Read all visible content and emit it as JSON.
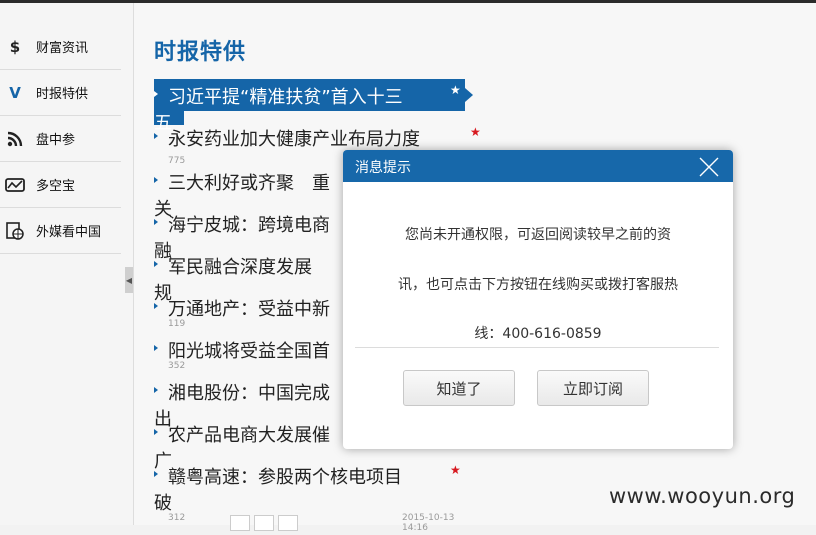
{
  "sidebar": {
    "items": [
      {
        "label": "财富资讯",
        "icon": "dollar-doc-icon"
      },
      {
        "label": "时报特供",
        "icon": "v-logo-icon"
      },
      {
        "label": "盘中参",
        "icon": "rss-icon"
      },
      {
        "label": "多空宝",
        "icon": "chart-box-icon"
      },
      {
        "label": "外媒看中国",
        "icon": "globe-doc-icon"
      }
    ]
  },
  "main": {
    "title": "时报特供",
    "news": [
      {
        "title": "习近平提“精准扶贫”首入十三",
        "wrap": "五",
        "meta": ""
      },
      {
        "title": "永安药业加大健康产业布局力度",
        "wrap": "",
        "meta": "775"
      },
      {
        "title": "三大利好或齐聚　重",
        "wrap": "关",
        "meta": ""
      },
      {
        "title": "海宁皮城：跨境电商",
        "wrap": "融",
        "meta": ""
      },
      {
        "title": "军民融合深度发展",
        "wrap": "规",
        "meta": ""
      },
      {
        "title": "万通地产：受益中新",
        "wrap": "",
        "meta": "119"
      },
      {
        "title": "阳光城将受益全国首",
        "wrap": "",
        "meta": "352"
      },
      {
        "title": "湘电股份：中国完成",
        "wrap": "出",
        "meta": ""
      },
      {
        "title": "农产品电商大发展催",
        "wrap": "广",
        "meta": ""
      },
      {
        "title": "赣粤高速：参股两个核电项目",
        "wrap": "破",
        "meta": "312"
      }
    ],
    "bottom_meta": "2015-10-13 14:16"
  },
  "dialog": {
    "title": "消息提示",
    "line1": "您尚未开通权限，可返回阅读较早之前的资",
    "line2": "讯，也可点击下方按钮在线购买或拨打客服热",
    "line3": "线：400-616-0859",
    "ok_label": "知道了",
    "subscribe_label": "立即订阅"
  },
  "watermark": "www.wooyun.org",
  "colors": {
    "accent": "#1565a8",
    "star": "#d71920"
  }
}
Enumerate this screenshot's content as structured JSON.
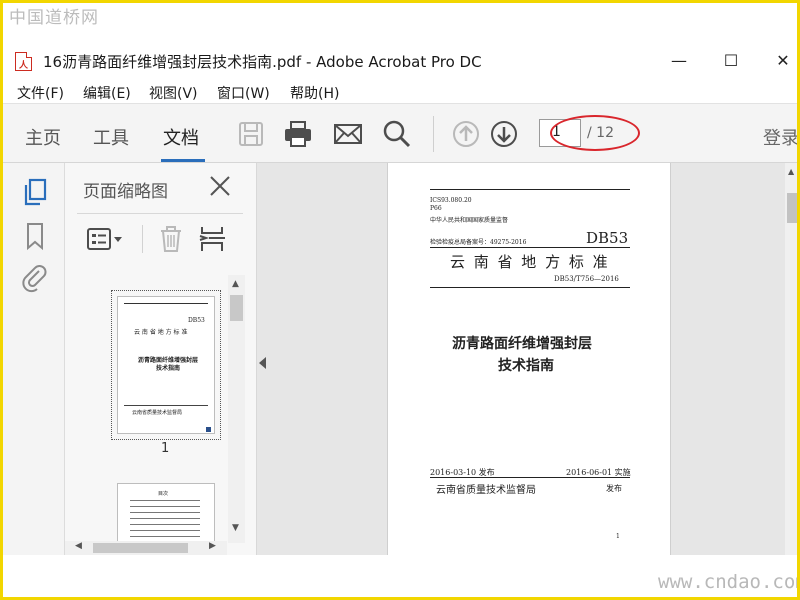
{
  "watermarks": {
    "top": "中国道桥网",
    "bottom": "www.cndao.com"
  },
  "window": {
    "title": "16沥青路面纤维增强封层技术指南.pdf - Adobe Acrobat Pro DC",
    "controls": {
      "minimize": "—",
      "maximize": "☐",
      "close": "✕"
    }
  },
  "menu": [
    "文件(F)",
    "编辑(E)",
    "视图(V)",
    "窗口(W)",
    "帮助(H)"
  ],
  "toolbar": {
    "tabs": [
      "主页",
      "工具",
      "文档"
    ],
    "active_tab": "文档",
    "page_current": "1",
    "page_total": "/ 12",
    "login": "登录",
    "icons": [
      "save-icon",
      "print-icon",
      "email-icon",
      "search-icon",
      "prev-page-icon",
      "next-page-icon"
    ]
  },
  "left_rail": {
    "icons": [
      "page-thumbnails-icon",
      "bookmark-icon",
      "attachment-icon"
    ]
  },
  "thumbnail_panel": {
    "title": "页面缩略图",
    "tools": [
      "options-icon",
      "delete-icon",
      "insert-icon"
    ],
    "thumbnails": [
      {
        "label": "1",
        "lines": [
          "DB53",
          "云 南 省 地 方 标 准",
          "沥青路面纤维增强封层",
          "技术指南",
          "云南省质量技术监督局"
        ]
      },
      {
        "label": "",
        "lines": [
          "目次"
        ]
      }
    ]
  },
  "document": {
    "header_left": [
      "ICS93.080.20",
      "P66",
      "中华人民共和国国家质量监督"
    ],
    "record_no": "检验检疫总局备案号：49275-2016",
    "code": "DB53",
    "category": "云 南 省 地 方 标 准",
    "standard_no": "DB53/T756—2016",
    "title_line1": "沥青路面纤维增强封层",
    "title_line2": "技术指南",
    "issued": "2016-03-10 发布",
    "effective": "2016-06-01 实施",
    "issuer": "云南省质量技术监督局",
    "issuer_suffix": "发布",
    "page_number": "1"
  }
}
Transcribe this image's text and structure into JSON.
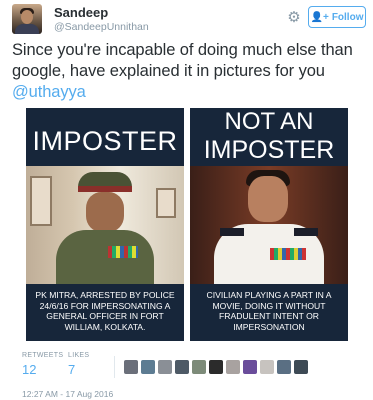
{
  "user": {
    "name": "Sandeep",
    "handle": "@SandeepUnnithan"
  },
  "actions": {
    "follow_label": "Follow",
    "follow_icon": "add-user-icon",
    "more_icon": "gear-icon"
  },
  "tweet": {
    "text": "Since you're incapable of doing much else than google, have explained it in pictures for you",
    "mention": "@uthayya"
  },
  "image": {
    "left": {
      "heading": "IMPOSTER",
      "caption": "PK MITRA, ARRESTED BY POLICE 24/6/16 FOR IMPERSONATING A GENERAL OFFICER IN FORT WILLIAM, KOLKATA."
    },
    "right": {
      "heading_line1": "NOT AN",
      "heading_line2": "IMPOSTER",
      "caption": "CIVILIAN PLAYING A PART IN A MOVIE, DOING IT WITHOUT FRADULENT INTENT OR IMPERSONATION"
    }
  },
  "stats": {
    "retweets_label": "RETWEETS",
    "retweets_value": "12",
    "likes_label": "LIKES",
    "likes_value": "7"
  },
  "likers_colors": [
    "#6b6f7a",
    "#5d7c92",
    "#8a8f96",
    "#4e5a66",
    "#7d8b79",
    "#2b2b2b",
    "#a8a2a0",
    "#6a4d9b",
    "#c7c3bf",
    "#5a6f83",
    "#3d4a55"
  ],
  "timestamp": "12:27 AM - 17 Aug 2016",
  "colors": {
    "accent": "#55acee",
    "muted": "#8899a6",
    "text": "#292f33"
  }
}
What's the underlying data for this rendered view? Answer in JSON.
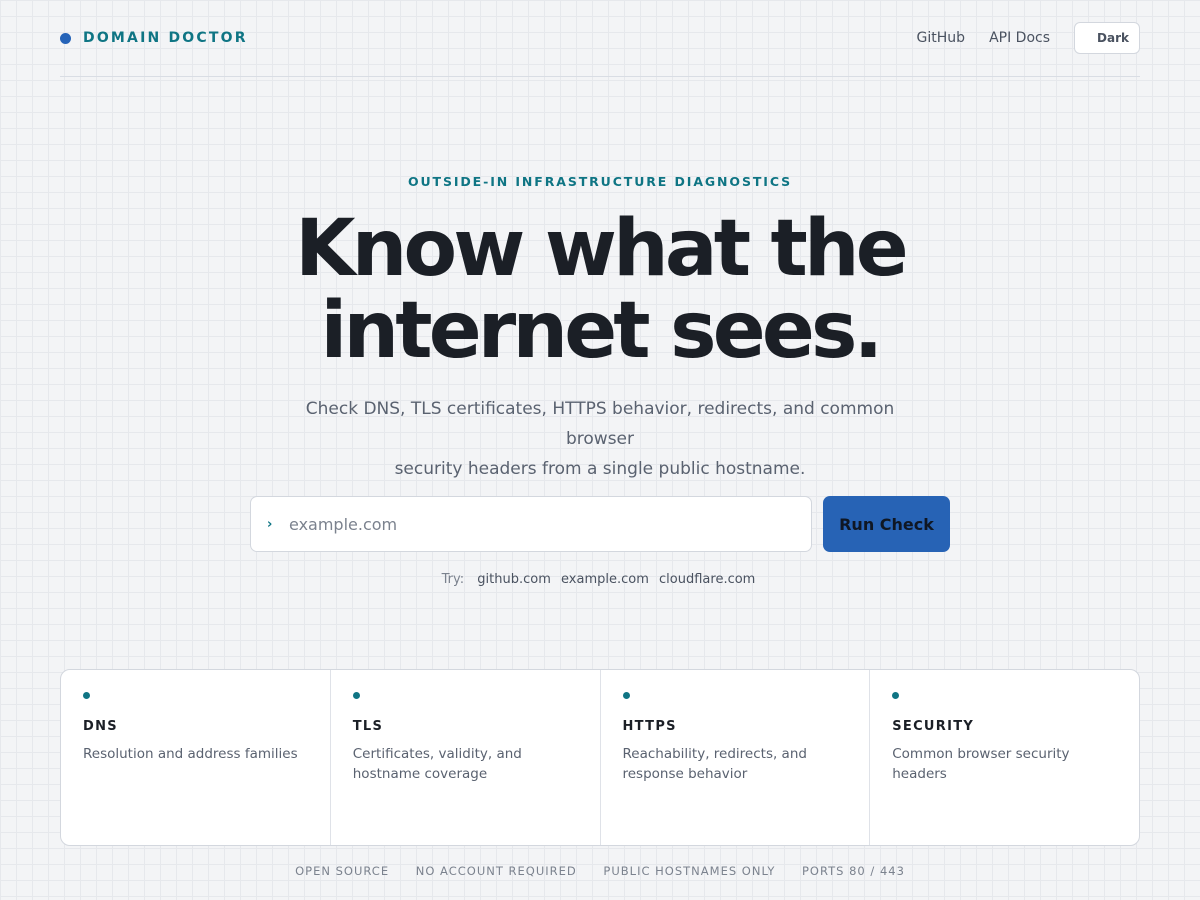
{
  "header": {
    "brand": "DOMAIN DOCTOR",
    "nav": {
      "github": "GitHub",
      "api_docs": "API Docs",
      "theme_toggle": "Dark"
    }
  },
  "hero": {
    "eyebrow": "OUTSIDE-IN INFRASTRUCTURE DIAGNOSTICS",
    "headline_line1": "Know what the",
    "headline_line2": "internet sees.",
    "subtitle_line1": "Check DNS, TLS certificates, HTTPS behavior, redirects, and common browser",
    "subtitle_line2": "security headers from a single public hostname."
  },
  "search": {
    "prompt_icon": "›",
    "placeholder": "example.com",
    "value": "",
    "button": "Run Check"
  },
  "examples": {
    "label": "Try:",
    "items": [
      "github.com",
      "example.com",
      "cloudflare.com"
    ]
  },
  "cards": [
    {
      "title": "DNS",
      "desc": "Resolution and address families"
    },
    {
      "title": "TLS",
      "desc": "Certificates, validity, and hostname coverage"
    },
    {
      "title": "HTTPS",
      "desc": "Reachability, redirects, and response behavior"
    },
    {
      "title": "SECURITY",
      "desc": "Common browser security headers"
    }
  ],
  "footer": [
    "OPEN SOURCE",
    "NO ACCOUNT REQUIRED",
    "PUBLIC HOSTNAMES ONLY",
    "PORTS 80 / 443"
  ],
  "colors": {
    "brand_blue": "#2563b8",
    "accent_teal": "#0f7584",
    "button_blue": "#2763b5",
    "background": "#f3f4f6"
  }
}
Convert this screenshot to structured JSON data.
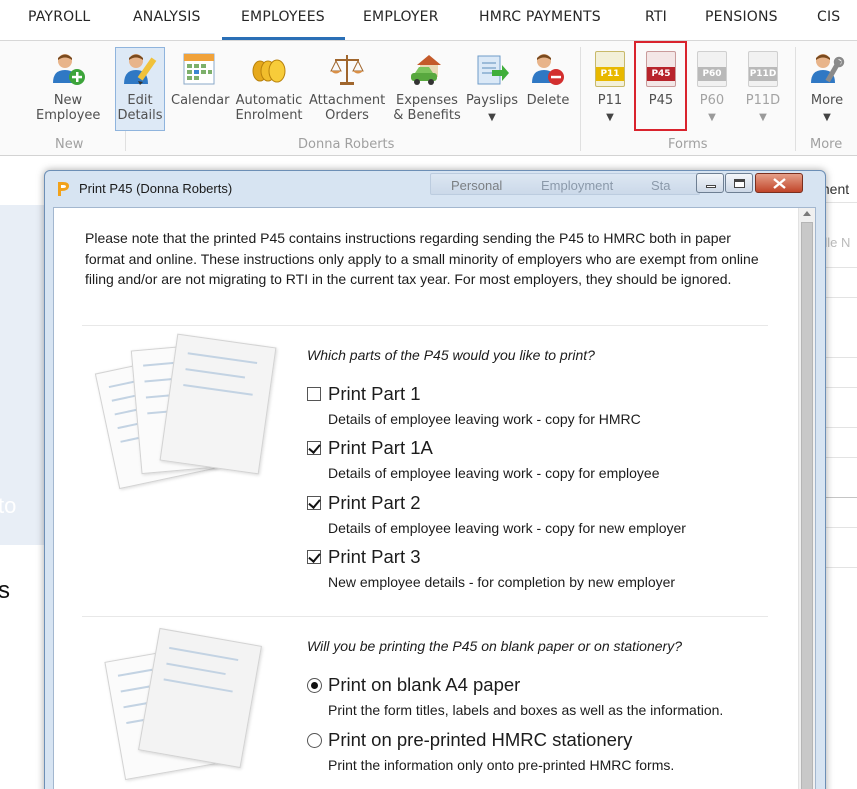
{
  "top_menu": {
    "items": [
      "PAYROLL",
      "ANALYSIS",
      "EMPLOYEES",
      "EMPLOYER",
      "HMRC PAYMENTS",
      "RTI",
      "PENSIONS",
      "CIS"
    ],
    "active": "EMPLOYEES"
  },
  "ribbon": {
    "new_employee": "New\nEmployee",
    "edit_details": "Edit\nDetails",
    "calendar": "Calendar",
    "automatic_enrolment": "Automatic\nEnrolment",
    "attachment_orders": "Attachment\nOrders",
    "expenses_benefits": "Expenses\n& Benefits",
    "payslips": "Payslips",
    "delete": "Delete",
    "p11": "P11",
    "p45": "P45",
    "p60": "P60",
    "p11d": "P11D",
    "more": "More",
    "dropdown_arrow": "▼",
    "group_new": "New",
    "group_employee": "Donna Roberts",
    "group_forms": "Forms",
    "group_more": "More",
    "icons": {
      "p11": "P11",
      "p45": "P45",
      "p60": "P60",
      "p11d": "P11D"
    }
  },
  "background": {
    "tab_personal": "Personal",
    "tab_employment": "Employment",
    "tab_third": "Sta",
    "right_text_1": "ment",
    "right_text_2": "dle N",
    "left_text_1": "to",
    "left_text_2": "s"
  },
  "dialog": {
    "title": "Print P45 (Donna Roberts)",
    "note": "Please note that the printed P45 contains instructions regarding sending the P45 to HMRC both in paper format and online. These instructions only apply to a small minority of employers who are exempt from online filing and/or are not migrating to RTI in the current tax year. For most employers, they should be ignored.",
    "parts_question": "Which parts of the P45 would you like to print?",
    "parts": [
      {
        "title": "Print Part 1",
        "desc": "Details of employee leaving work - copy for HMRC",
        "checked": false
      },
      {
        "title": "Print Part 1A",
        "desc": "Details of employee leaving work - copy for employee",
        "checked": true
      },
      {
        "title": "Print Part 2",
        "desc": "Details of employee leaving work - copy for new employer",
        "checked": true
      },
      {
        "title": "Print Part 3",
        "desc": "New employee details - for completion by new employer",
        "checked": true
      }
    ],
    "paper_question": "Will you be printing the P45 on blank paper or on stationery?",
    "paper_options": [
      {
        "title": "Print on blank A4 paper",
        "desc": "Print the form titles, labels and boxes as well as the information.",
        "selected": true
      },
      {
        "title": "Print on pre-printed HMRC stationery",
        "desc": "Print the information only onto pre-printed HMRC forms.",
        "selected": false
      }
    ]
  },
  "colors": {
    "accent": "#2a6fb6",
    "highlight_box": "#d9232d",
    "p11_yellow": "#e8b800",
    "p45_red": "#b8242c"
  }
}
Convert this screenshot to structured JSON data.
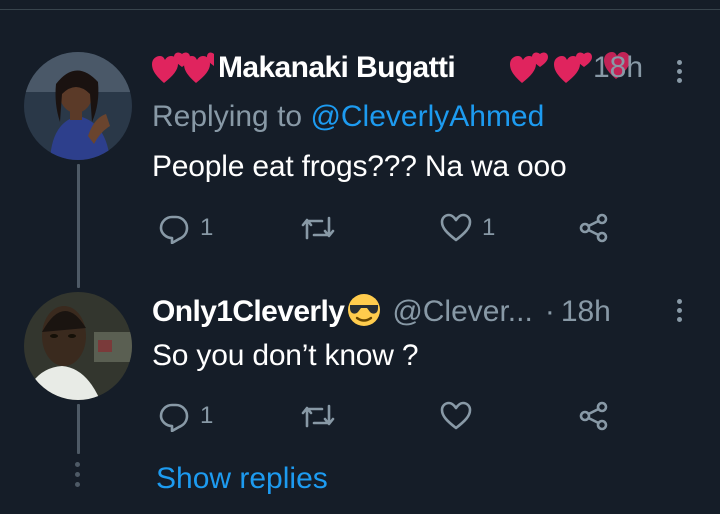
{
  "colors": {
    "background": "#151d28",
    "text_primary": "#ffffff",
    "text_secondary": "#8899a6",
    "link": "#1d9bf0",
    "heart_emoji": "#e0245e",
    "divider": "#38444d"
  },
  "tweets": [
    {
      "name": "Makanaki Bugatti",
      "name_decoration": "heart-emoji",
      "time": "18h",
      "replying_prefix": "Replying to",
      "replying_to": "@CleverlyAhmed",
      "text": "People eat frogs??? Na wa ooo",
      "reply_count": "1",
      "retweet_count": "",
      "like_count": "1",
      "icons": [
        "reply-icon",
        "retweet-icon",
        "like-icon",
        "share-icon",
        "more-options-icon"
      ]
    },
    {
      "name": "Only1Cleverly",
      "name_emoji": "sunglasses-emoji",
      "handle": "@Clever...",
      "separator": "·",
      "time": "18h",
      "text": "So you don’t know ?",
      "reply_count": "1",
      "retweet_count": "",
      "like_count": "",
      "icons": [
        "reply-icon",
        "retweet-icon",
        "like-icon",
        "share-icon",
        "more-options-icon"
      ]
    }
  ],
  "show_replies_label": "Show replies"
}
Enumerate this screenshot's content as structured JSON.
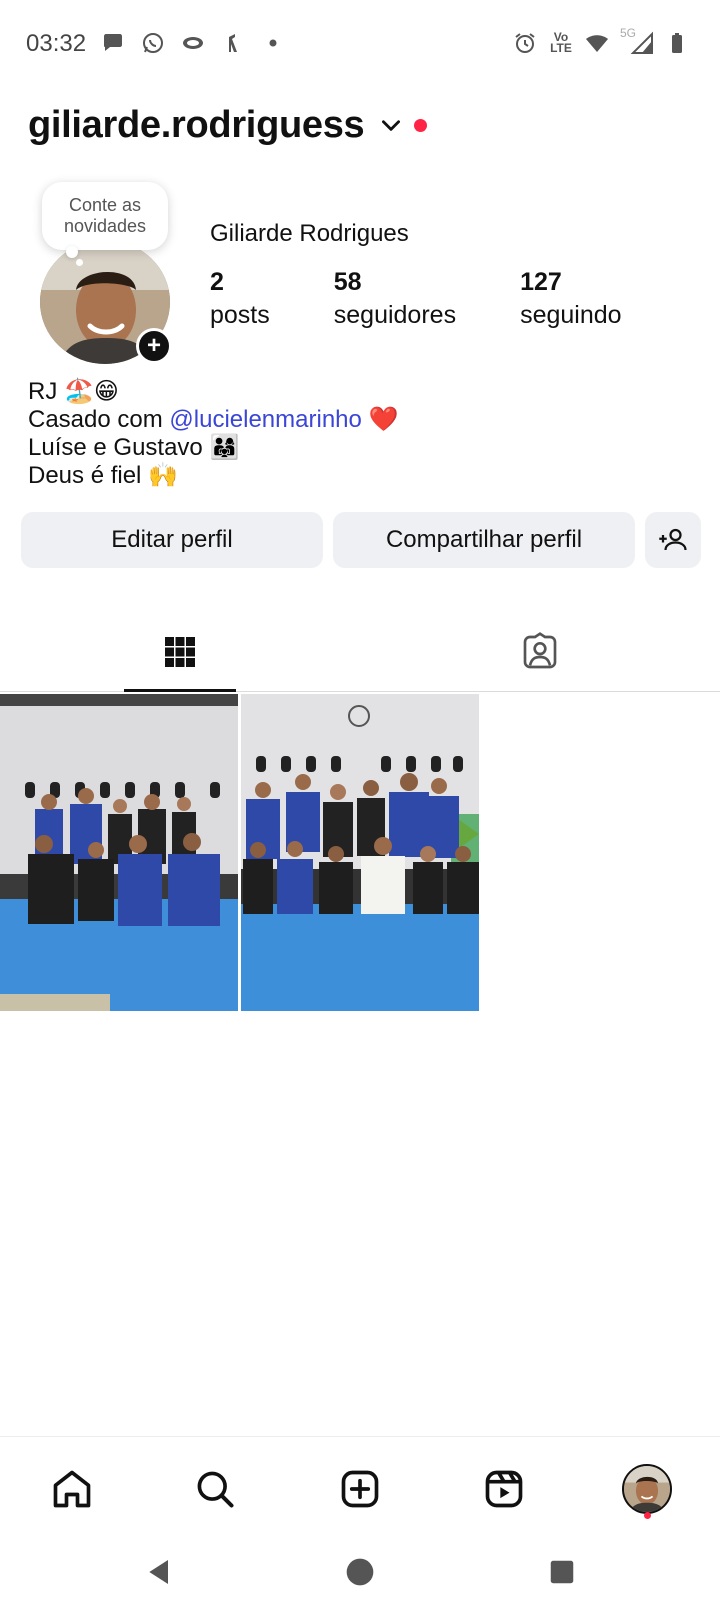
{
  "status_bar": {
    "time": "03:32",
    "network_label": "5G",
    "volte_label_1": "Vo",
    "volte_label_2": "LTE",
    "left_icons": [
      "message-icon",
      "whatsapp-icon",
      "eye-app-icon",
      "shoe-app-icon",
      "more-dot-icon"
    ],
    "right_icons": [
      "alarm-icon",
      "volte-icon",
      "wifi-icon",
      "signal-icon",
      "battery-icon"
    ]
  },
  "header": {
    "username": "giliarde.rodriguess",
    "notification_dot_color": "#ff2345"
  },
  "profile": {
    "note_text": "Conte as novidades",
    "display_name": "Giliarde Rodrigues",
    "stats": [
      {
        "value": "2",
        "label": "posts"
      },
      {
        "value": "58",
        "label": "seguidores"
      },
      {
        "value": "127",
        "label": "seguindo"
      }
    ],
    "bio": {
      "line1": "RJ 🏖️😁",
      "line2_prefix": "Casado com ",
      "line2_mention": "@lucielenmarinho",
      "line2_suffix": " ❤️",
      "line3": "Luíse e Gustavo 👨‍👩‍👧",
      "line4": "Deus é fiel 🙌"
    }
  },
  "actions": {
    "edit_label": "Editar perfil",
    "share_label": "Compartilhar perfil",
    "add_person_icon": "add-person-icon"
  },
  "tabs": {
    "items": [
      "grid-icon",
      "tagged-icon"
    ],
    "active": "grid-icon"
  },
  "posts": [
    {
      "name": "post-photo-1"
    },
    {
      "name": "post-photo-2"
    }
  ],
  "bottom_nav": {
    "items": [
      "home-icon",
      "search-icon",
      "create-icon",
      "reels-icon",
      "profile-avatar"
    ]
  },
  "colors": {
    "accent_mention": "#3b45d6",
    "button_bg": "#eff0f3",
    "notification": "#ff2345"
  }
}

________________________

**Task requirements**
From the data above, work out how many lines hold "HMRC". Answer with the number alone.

**Final answer**
5